The project, initiated by the Strawberry Point School Safe Routes to Schools Committee, includes two curb ramps and crosswalk at Ricardo Lane, 330 feet of 5-foot wide sidewalk and three driveway approaches across from the school, two new curb ramps and crosswalk to the school, and two new driveway approaches at the entrance and exit to the school parking lot.
Construction's nearly completed; the contractor must accomplish all field work by August 29th, 2012. Since school has been out for summer, this was an ideal time to construct near the school grounds. The driveway to the Strawberry Recreation Center is open during construction, as is one of the two school driveways. For additional information, please contact Scott Schneider, P.E., at email@example.com.
WalkBikeMarin Fared Well During the Marin County Fair This Past July!
San Rafael - The 2012 Marin County Fair theme was Always Fresh, Fun & Local, and celebrated the rich and varied traditions of Marin’s agricultural community, focusing on Marin County's twist and image of being progressive and green.
Cathy Day of San Anselmo with her new Raleigh Detour!
Marin County's Parks and Department of Public Works’ WalkBikeMarin staffs collaborated and celebrated the 2012 Marin County Fair June 30th through July 4th under the Garden Tent next to the Grand Ferris Wheel at Lagoon Park in San Rafael.
WalkBikeMarin featured information on our new Congressional status as one of the na-tion's premier locations for cyclists and pedestrians, along with before and after images of our award-winning projects throughout the county.
Special thanks to Mike’s Bikes of San Rafael who donated and, in conjunction with WalkBikeMarin.org, gave away a Raleigh Detour City Deluxe commuter bicycle to one of over 1,000 entries from fair-goers! Walking and bicycling fair-going fans entered the drawing by answering 3 survey questions pertaining to bicycle and pedestrian projects, such as Parks & Open Space's plans to construct a 17-acre progressive skills Bike Park at Stafford Lake in Novato, and, how many miles a week do you spend bicycling for fun or running errands?
WBM Staffer JeriLynne Stewart, Marin County Fire Department Emergency Medical Officer, and Smokey the Bear enjoying the fair!

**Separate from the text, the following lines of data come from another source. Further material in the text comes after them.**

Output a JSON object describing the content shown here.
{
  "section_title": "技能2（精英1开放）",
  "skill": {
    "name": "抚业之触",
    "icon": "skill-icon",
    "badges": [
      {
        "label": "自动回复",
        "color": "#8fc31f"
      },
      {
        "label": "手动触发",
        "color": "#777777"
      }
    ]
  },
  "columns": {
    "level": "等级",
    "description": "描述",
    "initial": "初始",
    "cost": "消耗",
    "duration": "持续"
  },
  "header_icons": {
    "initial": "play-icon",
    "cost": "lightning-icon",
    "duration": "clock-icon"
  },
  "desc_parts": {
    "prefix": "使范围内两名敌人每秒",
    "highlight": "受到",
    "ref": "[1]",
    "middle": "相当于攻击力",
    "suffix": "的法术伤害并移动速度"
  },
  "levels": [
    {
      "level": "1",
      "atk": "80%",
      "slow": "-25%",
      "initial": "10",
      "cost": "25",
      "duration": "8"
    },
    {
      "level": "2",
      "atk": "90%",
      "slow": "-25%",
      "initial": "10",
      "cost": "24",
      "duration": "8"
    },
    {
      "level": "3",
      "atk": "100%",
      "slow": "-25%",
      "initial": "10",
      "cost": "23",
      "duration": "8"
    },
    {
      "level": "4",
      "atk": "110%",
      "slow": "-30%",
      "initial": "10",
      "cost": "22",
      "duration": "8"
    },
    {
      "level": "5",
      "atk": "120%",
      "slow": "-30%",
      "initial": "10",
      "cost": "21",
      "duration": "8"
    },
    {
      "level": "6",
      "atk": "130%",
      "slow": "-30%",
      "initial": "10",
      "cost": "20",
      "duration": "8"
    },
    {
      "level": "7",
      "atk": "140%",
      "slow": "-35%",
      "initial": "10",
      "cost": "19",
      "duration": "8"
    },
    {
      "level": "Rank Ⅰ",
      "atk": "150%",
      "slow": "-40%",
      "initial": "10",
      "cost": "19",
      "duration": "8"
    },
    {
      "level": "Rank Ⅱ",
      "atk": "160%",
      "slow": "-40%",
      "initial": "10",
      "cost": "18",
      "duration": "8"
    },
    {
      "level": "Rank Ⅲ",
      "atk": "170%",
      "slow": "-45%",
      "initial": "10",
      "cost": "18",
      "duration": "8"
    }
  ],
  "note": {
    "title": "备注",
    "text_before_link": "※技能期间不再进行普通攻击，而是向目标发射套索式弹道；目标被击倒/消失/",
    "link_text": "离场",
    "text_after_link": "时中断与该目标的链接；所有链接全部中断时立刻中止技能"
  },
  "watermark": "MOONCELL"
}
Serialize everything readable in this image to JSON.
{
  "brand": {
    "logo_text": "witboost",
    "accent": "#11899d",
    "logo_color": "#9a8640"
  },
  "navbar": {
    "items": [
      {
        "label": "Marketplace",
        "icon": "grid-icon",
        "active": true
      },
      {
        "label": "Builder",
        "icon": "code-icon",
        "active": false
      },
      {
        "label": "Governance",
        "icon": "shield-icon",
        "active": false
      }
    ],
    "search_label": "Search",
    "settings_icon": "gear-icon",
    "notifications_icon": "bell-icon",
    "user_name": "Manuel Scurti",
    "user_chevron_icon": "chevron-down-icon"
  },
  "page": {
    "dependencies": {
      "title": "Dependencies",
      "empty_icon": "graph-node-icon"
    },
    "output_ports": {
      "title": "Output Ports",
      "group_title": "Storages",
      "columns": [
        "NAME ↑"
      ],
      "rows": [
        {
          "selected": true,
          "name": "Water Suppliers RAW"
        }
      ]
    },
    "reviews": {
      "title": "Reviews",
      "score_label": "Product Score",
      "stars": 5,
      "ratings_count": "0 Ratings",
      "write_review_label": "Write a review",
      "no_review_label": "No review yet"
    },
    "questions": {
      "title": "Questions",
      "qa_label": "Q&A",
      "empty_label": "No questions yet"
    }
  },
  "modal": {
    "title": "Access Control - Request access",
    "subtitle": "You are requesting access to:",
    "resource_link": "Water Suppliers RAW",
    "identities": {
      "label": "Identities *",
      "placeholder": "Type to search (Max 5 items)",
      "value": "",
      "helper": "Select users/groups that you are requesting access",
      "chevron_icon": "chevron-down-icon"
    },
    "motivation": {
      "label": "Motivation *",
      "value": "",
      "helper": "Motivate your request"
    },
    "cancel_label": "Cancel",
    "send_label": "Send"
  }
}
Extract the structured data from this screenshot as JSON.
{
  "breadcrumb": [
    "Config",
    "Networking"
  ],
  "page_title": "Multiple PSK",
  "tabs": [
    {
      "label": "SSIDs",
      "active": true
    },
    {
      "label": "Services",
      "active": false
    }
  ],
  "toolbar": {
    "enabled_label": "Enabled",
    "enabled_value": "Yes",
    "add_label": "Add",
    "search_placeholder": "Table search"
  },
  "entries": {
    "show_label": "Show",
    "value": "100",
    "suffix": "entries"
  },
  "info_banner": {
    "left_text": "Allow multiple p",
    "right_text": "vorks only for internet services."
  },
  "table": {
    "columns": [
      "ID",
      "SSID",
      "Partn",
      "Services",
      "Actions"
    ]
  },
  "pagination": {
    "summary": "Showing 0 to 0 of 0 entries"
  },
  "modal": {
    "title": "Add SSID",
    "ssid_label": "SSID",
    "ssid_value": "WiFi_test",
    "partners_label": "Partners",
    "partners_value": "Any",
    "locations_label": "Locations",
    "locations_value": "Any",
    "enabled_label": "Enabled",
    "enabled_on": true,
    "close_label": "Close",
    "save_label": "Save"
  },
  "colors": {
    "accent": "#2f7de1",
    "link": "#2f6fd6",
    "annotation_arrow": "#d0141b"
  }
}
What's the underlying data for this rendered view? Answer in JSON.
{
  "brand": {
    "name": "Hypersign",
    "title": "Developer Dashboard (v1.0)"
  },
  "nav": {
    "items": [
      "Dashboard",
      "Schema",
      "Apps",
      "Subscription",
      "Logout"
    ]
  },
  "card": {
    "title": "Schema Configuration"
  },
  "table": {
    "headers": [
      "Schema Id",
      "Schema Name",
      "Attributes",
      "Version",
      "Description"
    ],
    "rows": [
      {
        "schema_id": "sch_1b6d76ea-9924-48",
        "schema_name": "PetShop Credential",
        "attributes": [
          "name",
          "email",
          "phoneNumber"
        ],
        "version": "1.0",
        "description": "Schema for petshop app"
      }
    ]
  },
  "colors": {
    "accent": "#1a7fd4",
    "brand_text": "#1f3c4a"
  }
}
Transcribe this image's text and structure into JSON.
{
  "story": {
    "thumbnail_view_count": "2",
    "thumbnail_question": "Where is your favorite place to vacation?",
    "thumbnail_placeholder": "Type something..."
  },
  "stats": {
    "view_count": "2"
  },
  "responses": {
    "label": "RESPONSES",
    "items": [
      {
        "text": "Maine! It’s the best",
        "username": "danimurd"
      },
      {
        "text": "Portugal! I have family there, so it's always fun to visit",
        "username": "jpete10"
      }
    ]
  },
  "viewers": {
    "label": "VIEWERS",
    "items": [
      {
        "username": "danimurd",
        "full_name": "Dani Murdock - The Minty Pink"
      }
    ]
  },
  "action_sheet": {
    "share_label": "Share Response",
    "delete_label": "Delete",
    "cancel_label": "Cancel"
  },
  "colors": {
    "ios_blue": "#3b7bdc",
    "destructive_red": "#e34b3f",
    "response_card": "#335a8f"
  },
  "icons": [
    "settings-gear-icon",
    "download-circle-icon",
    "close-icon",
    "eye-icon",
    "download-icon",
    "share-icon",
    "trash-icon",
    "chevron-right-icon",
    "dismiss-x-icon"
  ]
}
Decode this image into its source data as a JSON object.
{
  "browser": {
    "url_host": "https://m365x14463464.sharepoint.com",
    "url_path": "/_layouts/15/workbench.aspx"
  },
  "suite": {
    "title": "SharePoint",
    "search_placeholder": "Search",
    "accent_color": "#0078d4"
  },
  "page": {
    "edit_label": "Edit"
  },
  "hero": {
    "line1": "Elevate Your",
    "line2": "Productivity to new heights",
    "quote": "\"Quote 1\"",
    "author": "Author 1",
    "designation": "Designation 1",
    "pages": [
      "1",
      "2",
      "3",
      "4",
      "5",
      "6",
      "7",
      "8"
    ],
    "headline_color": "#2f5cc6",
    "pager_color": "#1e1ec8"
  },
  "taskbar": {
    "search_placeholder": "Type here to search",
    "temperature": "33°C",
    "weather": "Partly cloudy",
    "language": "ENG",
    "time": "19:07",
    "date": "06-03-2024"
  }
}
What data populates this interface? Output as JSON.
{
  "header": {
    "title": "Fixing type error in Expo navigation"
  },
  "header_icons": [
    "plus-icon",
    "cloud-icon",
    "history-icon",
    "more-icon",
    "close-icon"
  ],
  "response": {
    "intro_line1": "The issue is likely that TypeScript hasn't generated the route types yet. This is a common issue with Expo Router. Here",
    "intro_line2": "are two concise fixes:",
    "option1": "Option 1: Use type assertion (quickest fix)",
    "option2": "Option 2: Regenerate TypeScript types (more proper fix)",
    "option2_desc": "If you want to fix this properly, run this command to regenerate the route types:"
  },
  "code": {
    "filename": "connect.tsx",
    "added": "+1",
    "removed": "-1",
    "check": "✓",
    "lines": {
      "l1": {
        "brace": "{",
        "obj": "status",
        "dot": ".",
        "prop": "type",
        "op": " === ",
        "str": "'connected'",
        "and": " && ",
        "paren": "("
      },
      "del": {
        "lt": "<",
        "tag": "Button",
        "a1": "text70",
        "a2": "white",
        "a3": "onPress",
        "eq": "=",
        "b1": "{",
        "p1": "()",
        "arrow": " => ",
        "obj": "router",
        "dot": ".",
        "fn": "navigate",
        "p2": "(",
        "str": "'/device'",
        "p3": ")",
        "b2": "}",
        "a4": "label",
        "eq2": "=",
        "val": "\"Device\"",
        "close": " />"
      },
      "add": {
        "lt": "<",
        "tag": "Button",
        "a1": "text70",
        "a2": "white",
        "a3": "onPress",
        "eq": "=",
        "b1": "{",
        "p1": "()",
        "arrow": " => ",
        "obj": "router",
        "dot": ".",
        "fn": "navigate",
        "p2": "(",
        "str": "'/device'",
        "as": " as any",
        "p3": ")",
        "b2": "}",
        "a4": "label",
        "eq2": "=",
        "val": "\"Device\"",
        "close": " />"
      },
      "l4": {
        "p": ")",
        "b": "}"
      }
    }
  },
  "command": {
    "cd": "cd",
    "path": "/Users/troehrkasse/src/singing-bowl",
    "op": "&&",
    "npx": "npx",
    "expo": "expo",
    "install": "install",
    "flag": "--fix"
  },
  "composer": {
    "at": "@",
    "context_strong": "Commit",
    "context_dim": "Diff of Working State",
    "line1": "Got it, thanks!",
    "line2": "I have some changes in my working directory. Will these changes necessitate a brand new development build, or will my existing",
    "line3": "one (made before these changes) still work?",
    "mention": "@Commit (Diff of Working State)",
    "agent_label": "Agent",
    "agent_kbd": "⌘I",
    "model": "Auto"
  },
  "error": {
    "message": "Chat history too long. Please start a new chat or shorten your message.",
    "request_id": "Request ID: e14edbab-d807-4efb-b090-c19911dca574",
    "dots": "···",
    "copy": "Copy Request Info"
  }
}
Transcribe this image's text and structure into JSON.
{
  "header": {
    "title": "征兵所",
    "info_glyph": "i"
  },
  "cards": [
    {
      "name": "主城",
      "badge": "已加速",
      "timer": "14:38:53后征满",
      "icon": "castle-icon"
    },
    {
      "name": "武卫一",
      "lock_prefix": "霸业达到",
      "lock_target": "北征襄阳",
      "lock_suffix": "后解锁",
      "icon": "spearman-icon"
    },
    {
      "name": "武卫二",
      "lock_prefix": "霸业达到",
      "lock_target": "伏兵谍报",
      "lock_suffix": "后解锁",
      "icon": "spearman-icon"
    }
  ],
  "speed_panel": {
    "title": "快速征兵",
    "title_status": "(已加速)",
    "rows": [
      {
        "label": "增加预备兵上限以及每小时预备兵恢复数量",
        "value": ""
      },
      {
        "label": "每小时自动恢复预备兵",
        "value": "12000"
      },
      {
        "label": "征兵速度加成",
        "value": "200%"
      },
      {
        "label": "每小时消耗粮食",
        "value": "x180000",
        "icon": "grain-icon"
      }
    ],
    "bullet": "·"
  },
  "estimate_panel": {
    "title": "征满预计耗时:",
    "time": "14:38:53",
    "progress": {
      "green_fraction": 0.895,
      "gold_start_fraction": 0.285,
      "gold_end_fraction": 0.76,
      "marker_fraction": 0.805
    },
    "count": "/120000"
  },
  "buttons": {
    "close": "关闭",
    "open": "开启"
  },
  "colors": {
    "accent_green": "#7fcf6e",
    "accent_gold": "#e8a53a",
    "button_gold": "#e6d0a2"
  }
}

The lucky winner of the Raleigh Detour was chosen by DPW’s Transportation Services staff Tuesday, July 10th. Congratulations to Ms. Cathy Day of San Anselmo whose name was randomly drawn in the WalkBikeMarin raffle for a Mike's Bikes Raleigh Detour Commuter Bicycle! Ms. Day shrieked with delight upon learning the news that her name was drawn from over a thousand submissions! Day said both she and her daughter had bicycles but they were old and broken down, and beyond repair. Ms. Day has such gratitude for this fortunate turn of events that she's singing the praises for both the County of Marin's Department of Public Works' WalkBikeMarin program as well as Mike's Bikes of San Rafael.